EXERCISE DESCRIPTION:
Wherever the word "true" occurs in the lines below, copy the whole line.

RECORDS SHOWN:
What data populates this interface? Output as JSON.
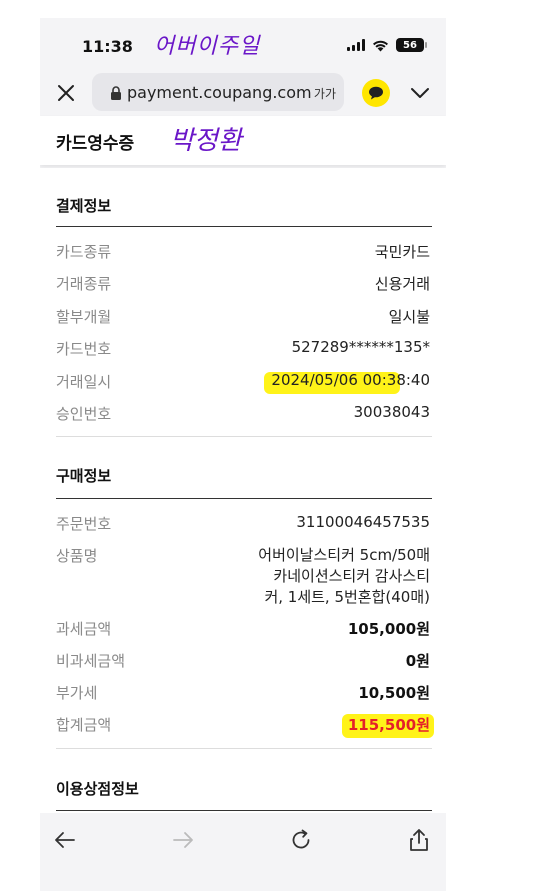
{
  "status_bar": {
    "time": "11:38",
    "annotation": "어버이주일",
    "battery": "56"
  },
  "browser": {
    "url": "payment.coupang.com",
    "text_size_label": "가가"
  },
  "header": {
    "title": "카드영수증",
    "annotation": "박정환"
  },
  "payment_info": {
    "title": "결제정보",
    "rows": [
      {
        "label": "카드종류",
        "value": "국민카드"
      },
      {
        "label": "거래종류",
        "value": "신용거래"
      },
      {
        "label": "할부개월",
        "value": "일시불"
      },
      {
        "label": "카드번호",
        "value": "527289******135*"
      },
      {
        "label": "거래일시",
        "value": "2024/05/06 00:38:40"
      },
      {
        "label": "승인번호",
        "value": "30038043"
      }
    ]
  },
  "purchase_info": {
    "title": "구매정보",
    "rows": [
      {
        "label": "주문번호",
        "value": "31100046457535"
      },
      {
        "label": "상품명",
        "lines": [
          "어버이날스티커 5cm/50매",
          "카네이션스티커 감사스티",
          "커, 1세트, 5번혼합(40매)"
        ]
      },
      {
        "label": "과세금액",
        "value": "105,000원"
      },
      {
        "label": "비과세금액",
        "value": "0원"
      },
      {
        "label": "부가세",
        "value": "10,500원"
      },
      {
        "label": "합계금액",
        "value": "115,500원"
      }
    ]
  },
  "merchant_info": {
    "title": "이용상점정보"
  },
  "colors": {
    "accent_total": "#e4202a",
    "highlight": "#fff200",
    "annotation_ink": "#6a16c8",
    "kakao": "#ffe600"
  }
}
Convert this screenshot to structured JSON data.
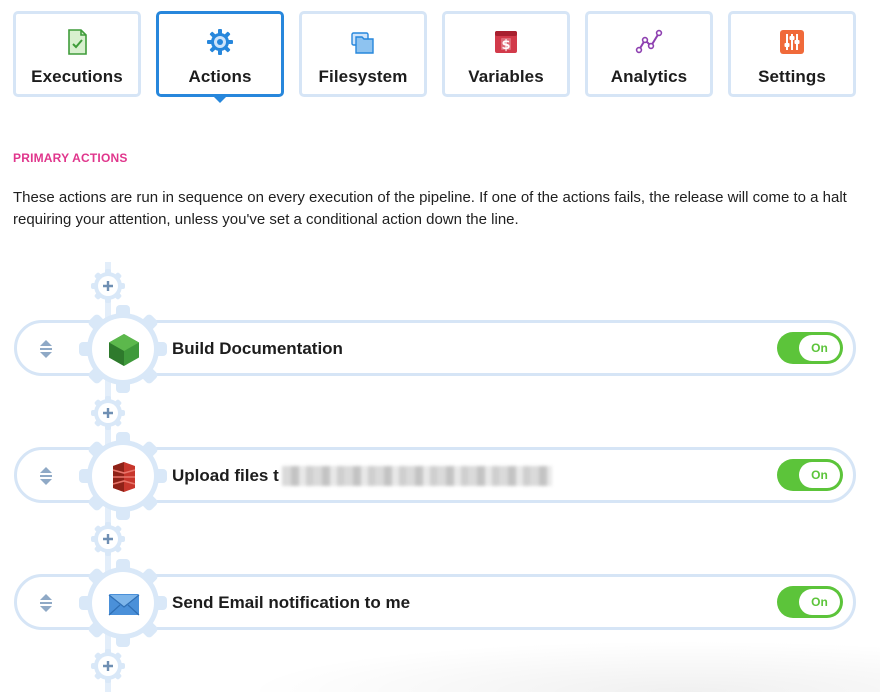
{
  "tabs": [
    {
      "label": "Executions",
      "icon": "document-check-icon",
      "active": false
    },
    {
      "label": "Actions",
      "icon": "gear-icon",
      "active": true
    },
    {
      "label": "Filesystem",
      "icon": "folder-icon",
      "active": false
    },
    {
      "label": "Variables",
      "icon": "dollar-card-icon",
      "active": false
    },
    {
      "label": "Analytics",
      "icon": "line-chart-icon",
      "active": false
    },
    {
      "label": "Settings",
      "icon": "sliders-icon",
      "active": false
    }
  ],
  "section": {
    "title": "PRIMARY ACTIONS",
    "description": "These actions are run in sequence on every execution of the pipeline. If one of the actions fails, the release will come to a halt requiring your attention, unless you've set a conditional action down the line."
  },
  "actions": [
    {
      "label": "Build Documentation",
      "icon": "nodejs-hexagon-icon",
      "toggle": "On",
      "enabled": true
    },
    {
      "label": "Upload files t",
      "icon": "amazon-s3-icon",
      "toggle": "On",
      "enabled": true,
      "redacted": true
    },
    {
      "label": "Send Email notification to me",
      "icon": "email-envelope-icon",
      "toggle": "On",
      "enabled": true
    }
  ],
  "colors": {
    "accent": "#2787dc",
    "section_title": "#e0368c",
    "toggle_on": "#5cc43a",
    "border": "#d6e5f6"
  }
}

SOLUTION:
      "active": true
      "enabled": true
      "enabled": true,
      "redacted": true
      "enabled": true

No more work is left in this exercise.